Whilst the UK manufacturing sector ended 2016 with promises of greater infrastructure investment, a doubling of the UK’s export finance capacity, and extra funds ploughed into the sector, the year ahead will not be without its challenges.

Many of these are outlined in the MHA Manufacturing and Engineering report, which polled 500 manufacturing SMEs to understand the state of the industry; the challenges it is facing and the opportunities within its grasp.We know that reading through 47 pages of report copy is not the quickest thing to do so to save you the time, we’ve outlined the top 6 findings from the report.

Industry 4.0 is not just around the corner

Despite last year’s annual servitization conference receiving a higher turnout than the previous year, it seems that some of the hottest trends around the fourth industrial revolution are still empty buzzwords to many SMEs working in the sector. MHA’s report found that 74% of businesses still do not understand the principles underlying Industry 4.0, which suggests that the sector needs further education if we are to compete successfully with our manufacturing neighbours.

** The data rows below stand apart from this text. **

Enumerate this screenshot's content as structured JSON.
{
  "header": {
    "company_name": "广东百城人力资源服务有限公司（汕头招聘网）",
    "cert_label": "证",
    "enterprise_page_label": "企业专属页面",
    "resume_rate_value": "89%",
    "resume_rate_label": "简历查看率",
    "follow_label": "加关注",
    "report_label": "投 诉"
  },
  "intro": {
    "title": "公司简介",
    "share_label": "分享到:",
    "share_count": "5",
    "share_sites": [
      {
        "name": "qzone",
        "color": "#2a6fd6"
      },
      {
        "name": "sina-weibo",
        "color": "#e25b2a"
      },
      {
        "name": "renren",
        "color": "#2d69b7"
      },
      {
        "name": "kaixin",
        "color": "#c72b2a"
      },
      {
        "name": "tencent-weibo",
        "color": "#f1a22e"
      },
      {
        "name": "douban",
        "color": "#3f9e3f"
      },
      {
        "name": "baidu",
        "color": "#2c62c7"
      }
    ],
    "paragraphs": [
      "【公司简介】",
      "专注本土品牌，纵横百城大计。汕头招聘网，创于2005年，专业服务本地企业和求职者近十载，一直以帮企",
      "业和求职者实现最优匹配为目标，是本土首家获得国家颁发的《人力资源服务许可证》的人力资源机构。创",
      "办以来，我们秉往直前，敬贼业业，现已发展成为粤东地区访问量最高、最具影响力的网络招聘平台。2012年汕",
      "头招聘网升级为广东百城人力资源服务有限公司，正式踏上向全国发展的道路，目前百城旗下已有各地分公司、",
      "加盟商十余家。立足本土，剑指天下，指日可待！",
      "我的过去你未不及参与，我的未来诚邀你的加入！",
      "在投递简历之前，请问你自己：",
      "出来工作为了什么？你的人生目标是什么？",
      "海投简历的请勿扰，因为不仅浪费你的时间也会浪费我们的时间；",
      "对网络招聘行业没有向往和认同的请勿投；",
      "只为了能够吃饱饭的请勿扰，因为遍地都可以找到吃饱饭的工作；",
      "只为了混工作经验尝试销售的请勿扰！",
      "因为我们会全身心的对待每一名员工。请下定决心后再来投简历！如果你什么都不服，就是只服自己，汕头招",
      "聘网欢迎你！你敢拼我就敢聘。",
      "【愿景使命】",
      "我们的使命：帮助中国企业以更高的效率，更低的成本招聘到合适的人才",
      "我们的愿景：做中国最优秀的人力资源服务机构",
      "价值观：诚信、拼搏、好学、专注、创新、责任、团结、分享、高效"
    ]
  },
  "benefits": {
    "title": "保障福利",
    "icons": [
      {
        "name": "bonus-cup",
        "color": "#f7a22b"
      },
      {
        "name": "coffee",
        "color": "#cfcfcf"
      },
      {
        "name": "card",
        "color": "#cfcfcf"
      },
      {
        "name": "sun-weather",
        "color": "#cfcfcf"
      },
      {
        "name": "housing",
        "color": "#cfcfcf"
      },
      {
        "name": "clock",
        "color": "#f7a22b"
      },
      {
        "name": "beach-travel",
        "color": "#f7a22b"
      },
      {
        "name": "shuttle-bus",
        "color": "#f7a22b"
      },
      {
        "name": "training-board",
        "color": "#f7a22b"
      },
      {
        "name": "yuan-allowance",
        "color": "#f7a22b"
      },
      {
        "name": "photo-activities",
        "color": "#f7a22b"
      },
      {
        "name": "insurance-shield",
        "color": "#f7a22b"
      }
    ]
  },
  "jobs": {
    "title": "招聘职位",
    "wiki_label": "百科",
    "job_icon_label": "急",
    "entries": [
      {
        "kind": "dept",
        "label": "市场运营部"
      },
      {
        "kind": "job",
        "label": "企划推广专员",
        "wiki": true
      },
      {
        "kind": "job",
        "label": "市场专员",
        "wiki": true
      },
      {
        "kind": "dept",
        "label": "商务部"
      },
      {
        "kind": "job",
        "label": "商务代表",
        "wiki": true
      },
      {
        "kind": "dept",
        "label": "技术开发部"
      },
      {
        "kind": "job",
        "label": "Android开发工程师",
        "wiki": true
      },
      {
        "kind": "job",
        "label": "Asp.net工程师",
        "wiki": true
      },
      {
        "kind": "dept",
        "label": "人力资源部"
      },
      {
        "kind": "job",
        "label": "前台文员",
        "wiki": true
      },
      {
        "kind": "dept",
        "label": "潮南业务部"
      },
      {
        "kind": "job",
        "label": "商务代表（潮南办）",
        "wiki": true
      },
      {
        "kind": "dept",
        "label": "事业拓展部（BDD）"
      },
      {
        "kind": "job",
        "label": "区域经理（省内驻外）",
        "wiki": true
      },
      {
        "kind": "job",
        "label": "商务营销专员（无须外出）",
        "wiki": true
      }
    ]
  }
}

It is becoming expensive to keep manufacturing in the UK

Costs are rising and the lure of cost effective overseas labour is starting to tempt British manufacturers. A massive 93% of businesses surveyed said that they expect the cost of production to rise next year, while 75% are bracing themselves for an anticipated rise in raw material costs. In addition, 65% are worried about wage costs increasing, as the National Living Wage goes up in April 2017 from £7.20 to £7.50.

Skills are drying out…

Half of respondents put the global skills shortage at the top of their agenda, agreeing that more effort needs to be made to build links between industry and education. Just over half of manufacturing SMES polled (57%) intend to overcome the skills shortage by hiring apprentices or trainees next year, while 59% are desperately seeking production staff and a further 41% are struggling to find highly skilled machinists.

…Causing a growth in automation

To counter the threat posed by the skills shortage, 23% of UK manufacturing businesses are investing heavy sums into automation technologies, to streamline and accelerate production lines. A further 31% are adopting lean strategies as part of a cost cutting exercise, to become more productive, sustainable, and competitive, thus raising more money to plough into technology investments.

The future of UK manufacturing is all about the UK…

Last year’s Brexit vote has left a number of manufacturing businesses confused and worried, with only 19% feeling positive about the UK distancing itself from the EU. While this may affect the 65% of SMEs currently exporting, it won’t do much to alienate the competition, as 68% of manufacturing SMEs in the UK believe that most their competition comes from within the UK.

….And to keep UK manufacturing strong, we need more innovation

Many UK manufacturing businesses struggle to compete on price when it comes to the global market, forcing many to invest instead in innovation and the quality of products in order to win business. And Britain’s manufacturers are pouring a great deal of effort into research and development, with 88% investing a percentage of turnover back into R&D. Only 12% do not spend any money on R&D, but this figure could be changed considering that 10% are not aware that they can claim back tax credits for research and development activities.

Overall, the UK manufacturing is still facing a number of challenges and while some of these may be eased by new government initiatives, the sector still needs to brace itself for a difficult period. However, there are some positives. Clearly innovation is strong within the UK manufacturing sector and if businesses believe that the majority of their competitors are in the UK, this can only mean that our industry is still riding high. It remains to be seen how the sector counters some of the ongoing issues affecting it, such as the skills shortage, but the MHA survey indicates that many are starting to deploy contingency plans, and asking automation to bear the brunt for now.

To download the MHA manufacturing report, click here.

Far-reaching impact on business